▶ What you will do:
Please reproduce the entries exactly, skipping each picture.

▶ Page and application data records:
******

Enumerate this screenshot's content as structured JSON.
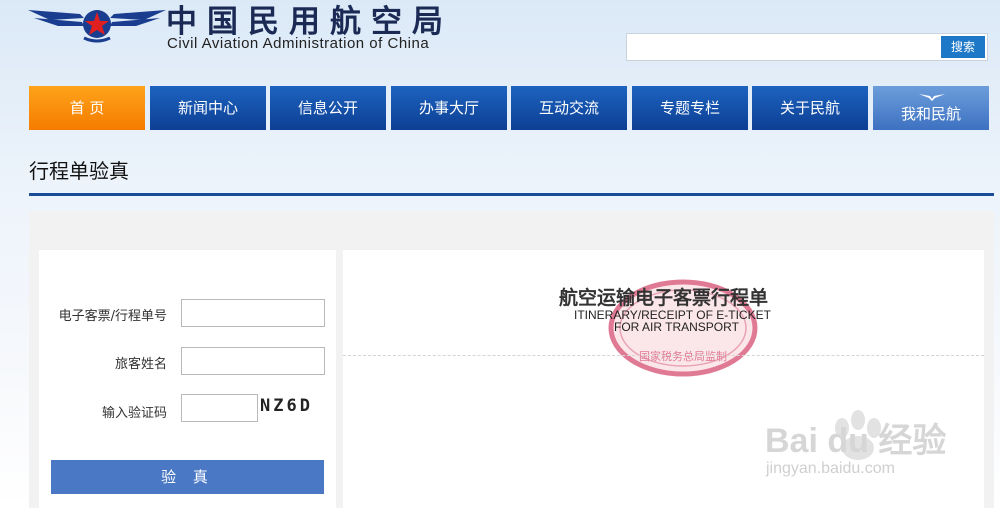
{
  "header": {
    "title_cn": "中国民用航空局",
    "title_en": "Civil Aviation Administration of China",
    "search_button": "搜索",
    "search_value": ""
  },
  "nav": [
    {
      "label": "首 页",
      "active": true
    },
    {
      "label": "新闻中心"
    },
    {
      "label": "信息公开"
    },
    {
      "label": "办事大厅"
    },
    {
      "label": "互动交流"
    },
    {
      "label": "专题专栏"
    },
    {
      "label": "关于民航"
    },
    {
      "label": "我和民航"
    }
  ],
  "page": {
    "title": "行程单验真"
  },
  "form": {
    "ticket_label": "电子客票/行程单号",
    "ticket_value": "",
    "name_label": "旅客姓名",
    "name_value": "",
    "captcha_label": "输入验证码",
    "captcha_value": "",
    "captcha_image_text": "NZ6D",
    "verify_button": "验 真"
  },
  "ticket_header": {
    "title_cn": "航空运输电子客票行程单",
    "title_en_1": "ITINERARY/RECEIPT OF E-TICKET",
    "title_en_2": "FOR AIR TRANSPORT",
    "stamp_text": "国家税务总局监制"
  },
  "watermark": {
    "brand": "Bai du 经验",
    "url": "jingyan.baidu.com"
  },
  "colors": {
    "nav_blue": "#0d3f94",
    "nav_active": "#f57c00",
    "verify_button": "#4a78c4",
    "title_rule": "#1b4c98",
    "stamp_red": "#d94a6a"
  }
}
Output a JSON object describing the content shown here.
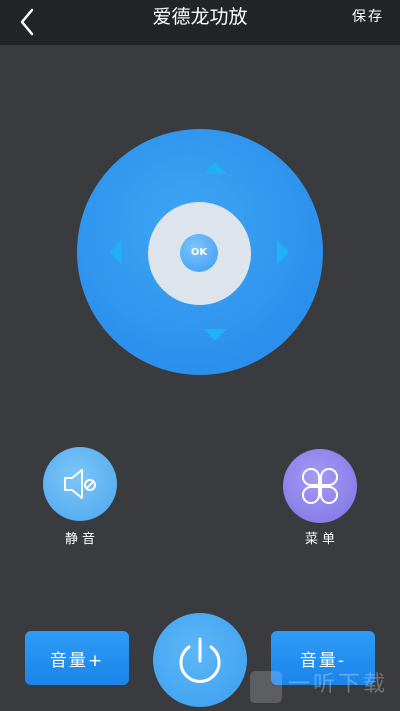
{
  "header": {
    "title": "爱德龙功放",
    "save_label": "保存",
    "back_icon": "chevron-left-icon"
  },
  "dpad": {
    "ok_label": "OK",
    "colors": {
      "pad": "#2b90ec",
      "center": "#dde4ec",
      "arrows": "#1fb0f6"
    }
  },
  "buttons": {
    "mute": {
      "label": "静音",
      "icon": "speaker-mute-icon",
      "color": "#56acf0"
    },
    "menu": {
      "label": "菜单",
      "icon": "four-petal-menu-icon",
      "color": "#8c82ea"
    },
    "volume_up": {
      "label": "音量+"
    },
    "volume_down": {
      "label": "音量-"
    },
    "power": {
      "icon": "power-icon",
      "color": "#3a9ef0"
    }
  },
  "watermark": {
    "text": "一听下载"
  }
}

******

▶ Output for this task:
Enumerate this screenshot's content as structured JSON.
{
  "header": {
    "title_cn": "中国民用航空局",
    "title_en": "Civil Aviation Administration of China",
    "search_button": "搜索",
    "search_value": ""
  },
  "nav": [
    {
      "label": "首 页",
      "active": true
    },
    {
      "label": "新闻中心"
    },
    {
      "label": "信息公开"
    },
    {
      "label": "办事大厅"
    },
    {
      "label": "互动交流"
    },
    {
      "label": "专题专栏"
    },
    {
      "label": "关于民航"
    },
    {
      "label": "我和民航"
    }
  ],
  "page": {
    "title": "行程单验真"
  },
  "form": {
    "ticket_label": "电子客票/行程单号",
    "ticket_value": "",
    "name_label": "旅客姓名",
    "name_value": "",
    "captcha_label": "输入验证码",
    "captcha_value": "",
    "captcha_image_text": "NZ6D",
    "verify_button": "验 真"
  },
  "ticket_header": {
    "title_cn": "航空运输电子客票行程单",
    "title_en_1": "ITINERARY/RECEIPT OF E-TICKET",
    "title_en_2": "FOR AIR TRANSPORT",
    "stamp_text": "国家税务总局监制"
  },
  "watermark": {
    "brand": "Bai du 经验",
    "url": "jingyan.baidu.com"
  },
  "colors": {
    "nav_blue": "#0d3f94",
    "nav_active": "#f57c00",
    "verify_button": "#4a78c4",
    "title_rule": "#1b4c98",
    "stamp_red": "#d94a6a"
  }
}
Output a JSON object describing the content shown here.
{
  "header": {
    "title": "爱德龙功放",
    "save_label": "保存",
    "back_icon": "chevron-left-icon"
  },
  "dpad": {
    "ok_label": "OK",
    "colors": {
      "pad": "#2b90ec",
      "center": "#dde4ec",
      "arrows": "#1fb0f6"
    }
  },
  "buttons": {
    "mute": {
      "label": "静音",
      "icon": "speaker-mute-icon",
      "color": "#56acf0"
    },
    "menu": {
      "label": "菜单",
      "icon": "four-petal-menu-icon",
      "color": "#8c82ea"
    },
    "volume_up": {
      "label": "音量+"
    },
    "volume_down": {
      "label": "音量-"
    },
    "power": {
      "icon": "power-icon",
      "color": "#3a9ef0"
    }
  },
  "watermark": {
    "text": "一听下载"
  }
}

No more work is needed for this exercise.